A new study published on the bioRxiv* preprint server has hypothesized that T cell receptors (TCR) repertoire can measure the response to vaccines, as it would identify the TCR of clones that respond to the vaccination.
Previous studies have revealed that TCR is a heterodimer of two trans-membrane polypeptide chains (TCRα and TCRβ) linked by covalent disulfide bonds and a complete TCR repertoire can reflect the T cells present in an individual.
Researchers have developed a novel and accurate method known as Tseek, which is unbiased and provides sensitive profiling of TCRα and TCRβ chains or TCR repertoire by sequencing the TCR a and b chains. To evaluate the effectiveness of Tseek in the assessment of vaccine responses, researchers compared the responses to mRNA COVID-19 vaccines and the annual influenza vaccines. Based on epidemiological and antibody data, the vaccines have very different rates of efficacy, i.e., the effectiveness of the COVID-19 vaccine is 90%, whereas the influenza vaccine is 30%.
Scientists have evaluated the different outcomes of the vaccines using the Tseek method. In this context, they utilized PBMC samples from individuals who consistently received yearly influenza vaccines over several flu seasons for several years. Additionally, researchers collected PBMC samples from individuals who received two doses of COVID-19 mRNA vaccines were obtained. Neutralizing antibody titers were also measured in COVID-19 vaccine samples.
This study revealed that an individual’s TCR signature evolves gradually over the years in response to infections. Scientists found that SARS-CoV-2 vaccination induced a broad-spectrum T cell response that involved many expanded clones; however, this was not the case for the influenza vaccine, which elicited a narrower response involving fewer clones. In addition, many T cell clones provided temporal details that are typically not obtained from antibody measurements, especially, before the antibodies are detectable.
The current study revealed that TCR repertoire is a valuable biomarker for studying immune reactions to the vaccine. The authors highlighted some of the advantages of using Tseek to determine the response to vaccines, including it being a non-invasive approach, rapid assessment of vaccine efficacy, i.e., within a few days of vaccination, and a highly sensitive and specific method. The current study truly demonstrates that TCR repertoire sequencing can be effectively used for early and sensitive measurement of the adaptive immune response to vaccination, which can help improve the selection of the immunogen and optimize vaccine strategy.

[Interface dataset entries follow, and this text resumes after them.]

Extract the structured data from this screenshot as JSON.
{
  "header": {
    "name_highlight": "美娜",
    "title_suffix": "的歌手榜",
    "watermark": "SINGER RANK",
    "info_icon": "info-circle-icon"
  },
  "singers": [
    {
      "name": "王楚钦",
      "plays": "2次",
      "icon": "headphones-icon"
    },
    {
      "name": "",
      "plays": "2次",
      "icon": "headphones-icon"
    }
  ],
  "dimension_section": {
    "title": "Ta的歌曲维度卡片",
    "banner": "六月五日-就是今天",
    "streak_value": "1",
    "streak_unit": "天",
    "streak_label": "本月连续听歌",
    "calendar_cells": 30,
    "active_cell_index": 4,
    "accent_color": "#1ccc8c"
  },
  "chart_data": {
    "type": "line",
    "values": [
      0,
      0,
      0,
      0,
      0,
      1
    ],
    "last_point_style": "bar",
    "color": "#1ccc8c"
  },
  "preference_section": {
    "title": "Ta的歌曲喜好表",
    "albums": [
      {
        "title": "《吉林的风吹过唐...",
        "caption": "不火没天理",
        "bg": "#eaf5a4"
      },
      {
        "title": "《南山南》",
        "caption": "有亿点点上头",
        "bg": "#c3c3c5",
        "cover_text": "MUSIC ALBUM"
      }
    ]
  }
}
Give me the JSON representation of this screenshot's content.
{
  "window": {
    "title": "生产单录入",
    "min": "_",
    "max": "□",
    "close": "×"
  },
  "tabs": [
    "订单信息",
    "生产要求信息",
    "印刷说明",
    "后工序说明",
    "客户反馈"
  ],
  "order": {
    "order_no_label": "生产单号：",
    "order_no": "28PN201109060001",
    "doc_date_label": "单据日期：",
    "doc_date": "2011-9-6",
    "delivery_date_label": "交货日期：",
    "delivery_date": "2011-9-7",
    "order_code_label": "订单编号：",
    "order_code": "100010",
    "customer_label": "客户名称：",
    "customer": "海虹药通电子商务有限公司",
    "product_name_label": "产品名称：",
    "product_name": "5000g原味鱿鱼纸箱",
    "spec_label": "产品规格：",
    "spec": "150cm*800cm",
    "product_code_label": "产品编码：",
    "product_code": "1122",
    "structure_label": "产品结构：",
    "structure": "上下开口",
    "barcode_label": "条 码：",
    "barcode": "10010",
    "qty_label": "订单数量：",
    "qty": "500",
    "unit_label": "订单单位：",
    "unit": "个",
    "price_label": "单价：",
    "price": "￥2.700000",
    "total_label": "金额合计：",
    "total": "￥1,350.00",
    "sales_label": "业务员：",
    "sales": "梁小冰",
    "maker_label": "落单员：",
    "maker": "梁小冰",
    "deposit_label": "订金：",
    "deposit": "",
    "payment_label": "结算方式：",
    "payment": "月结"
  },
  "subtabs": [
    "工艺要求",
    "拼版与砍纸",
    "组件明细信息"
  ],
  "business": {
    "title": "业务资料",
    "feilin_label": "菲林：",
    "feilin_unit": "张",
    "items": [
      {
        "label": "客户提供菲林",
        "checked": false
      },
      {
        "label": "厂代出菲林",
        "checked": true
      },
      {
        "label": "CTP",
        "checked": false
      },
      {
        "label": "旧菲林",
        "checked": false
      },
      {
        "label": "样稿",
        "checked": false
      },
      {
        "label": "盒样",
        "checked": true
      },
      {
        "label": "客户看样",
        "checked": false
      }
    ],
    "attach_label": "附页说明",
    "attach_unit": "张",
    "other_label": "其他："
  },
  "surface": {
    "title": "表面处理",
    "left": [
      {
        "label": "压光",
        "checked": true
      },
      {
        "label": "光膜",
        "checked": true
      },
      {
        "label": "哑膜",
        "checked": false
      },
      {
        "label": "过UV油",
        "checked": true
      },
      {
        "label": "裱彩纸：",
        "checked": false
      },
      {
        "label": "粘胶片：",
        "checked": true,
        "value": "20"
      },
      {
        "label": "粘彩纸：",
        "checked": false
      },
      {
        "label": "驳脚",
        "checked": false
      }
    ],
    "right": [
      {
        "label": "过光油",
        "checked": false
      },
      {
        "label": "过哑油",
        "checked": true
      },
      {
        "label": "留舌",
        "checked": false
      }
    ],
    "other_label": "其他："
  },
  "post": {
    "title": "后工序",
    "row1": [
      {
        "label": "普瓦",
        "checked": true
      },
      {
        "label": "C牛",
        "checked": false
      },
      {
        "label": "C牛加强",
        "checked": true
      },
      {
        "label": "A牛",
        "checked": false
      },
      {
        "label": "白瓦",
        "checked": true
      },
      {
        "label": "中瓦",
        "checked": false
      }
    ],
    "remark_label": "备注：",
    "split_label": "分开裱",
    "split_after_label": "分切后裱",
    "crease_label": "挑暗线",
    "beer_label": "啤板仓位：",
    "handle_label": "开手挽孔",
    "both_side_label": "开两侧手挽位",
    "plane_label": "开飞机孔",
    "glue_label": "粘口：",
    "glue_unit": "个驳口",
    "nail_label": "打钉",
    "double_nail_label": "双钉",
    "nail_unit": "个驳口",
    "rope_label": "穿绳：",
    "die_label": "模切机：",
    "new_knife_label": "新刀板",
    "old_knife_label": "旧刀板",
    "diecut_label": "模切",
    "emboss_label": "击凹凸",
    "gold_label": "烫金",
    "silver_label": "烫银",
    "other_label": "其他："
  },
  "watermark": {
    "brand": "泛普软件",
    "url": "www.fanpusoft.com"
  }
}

bioRxiv publishes preliminary scientific reports that are not peer-reviewed and, therefore, should not be regarded as conclusive, guide clinical practice/health-related behavior, or treated as established information.